Our fourth example raises the question of whether a local government can impose a minimum separation requirement between facilities in order to maintain the single-family, non-institutional character of a neighborhood. The state law, G.S. 168-22, allows a half-mile separation requirement, so that would allow a local government to prohibit a second family care home across the street from an existing home, provided that requirement in written into the zoning ordinance. But what about the requirement in federal law for reasonable accommodation? While some federal courts have upheld separation requirements, others have invalidated substantially similar requirements. As with the number of residents, the question of how much accommodation is “reasonable” depends on the particular facts involved. Nationally, the larger the minimum separation is, the less likely it is to be upheld. In North Carolina, the court in Oxford House, Inc. v. City of Raleigh, No. 5:98-CV-113-BO(2), 1999 WL 1940013 (E.D.N.C. Jan. 26, 1999), upheld the city’s 375-yard minimum separation between “supportive housing residences,” which included facilities serving disabled persons.
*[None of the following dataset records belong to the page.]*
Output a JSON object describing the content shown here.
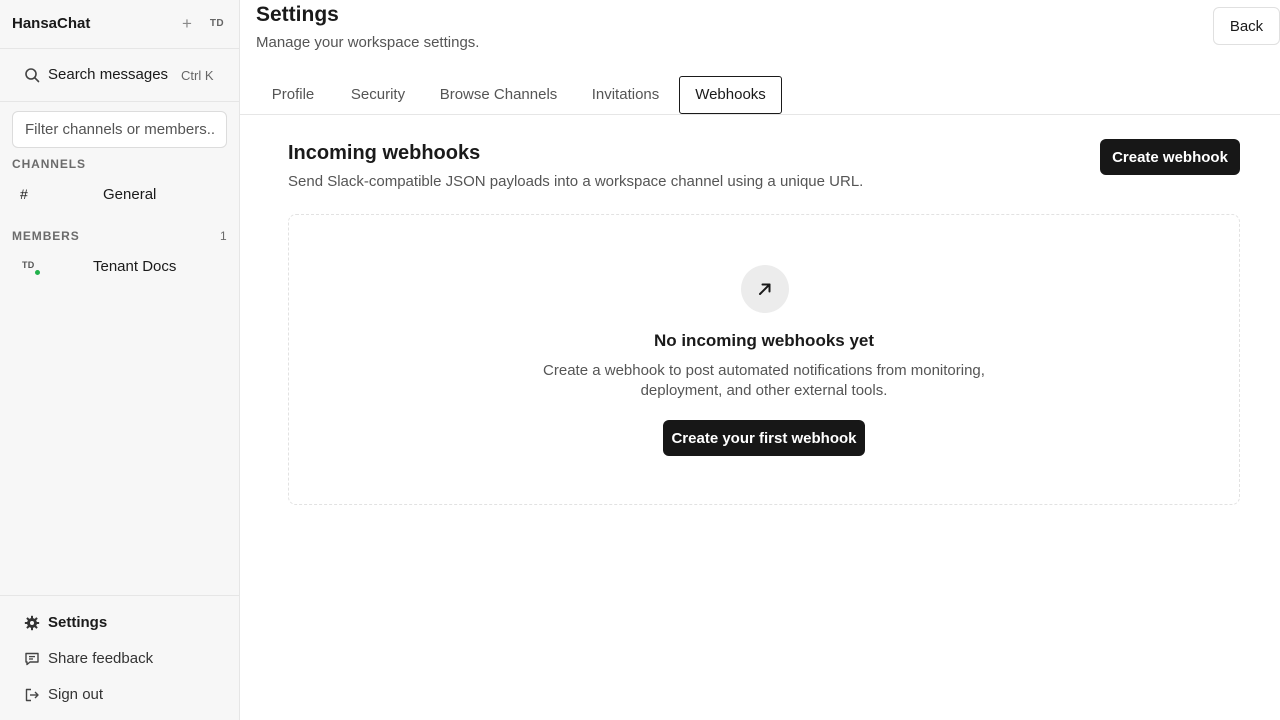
{
  "workspace": {
    "name": "HansaChat",
    "add_icon": "plus-icon",
    "avatar_initials": "TD"
  },
  "search": {
    "label": "Search messages",
    "shortcut": "Ctrl K",
    "icon": "search-icon"
  },
  "filter": {
    "placeholder": "Filter channels or members..."
  },
  "channels": {
    "label": "CHANNELS",
    "items": [
      {
        "prefix": "#",
        "name": "General"
      }
    ]
  },
  "members": {
    "label": "MEMBERS",
    "count": "1",
    "items": [
      {
        "initials": "TD",
        "name": "Tenant Docs",
        "status": "online",
        "status_color": "#22b14c"
      }
    ]
  },
  "sidebar_bottom": {
    "items": [
      {
        "label": "Settings",
        "icon": "gear-icon",
        "active": true
      },
      {
        "label": "Share feedback",
        "icon": "message-icon"
      },
      {
        "label": "Sign out",
        "icon": "sign-out-icon"
      }
    ]
  },
  "page": {
    "title": "Settings",
    "subtitle": "Manage your workspace settings.",
    "back_label": "Back"
  },
  "tabs": [
    {
      "label": "Profile"
    },
    {
      "label": "Security"
    },
    {
      "label": "Browse Channels"
    },
    {
      "label": "Invitations"
    },
    {
      "label": "Webhooks",
      "active": true
    }
  ],
  "webhooks": {
    "title": "Incoming webhooks",
    "description": "Send Slack-compatible JSON payloads into a workspace channel using a unique URL.",
    "create_label": "Create webhook",
    "empty": {
      "icon": "arrow-up-right-icon",
      "title": "No incoming webhooks yet",
      "description_line1": "Create a webhook to post automated notifications from monitoring,",
      "description_line2": "deployment, and other external tools.",
      "button_label": "Create your first webhook"
    }
  },
  "colors": {
    "primary_button": "#171717",
    "online_status": "#22b14c",
    "sidebar_bg": "#f7f7f7"
  }
}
While Wilmington’s half-mile separation was upheld in the Oxford House, Inc. v. City of Wilmington case noted above, courts in other states have invalidated substantially similar restrictions. It is reasonable to conclude that some separation is allowed, but as that distance approaches a half mile, the need for some accommodation in individual cases needs to be given careful consideration.
Group homes that provide services to a relatively small number of persons with disabilities in a residential setting meet an important social need. Both state and federal statutes mandate that local zoning ordinances recognize and support these facilities. A North Carolina zoning ordinance may not keep all of them totally out of a single family zoning district. At a minimum, a group home providing care and services for six (and perhaps seven or eight) disabled persons must be treated just like a single family home. A local government may well decide to provide similar zoning treatment to a broader range of other group homes—those serving other populations or larger homes–the same way. But any local zoning restriction that attempts to exclude protected group homes will be invalidated if challenged. Therefore, North Carolina cities and counties must carefully consider and balance the needs of these protected group homes as they also consider the interests of single family neighborhoods.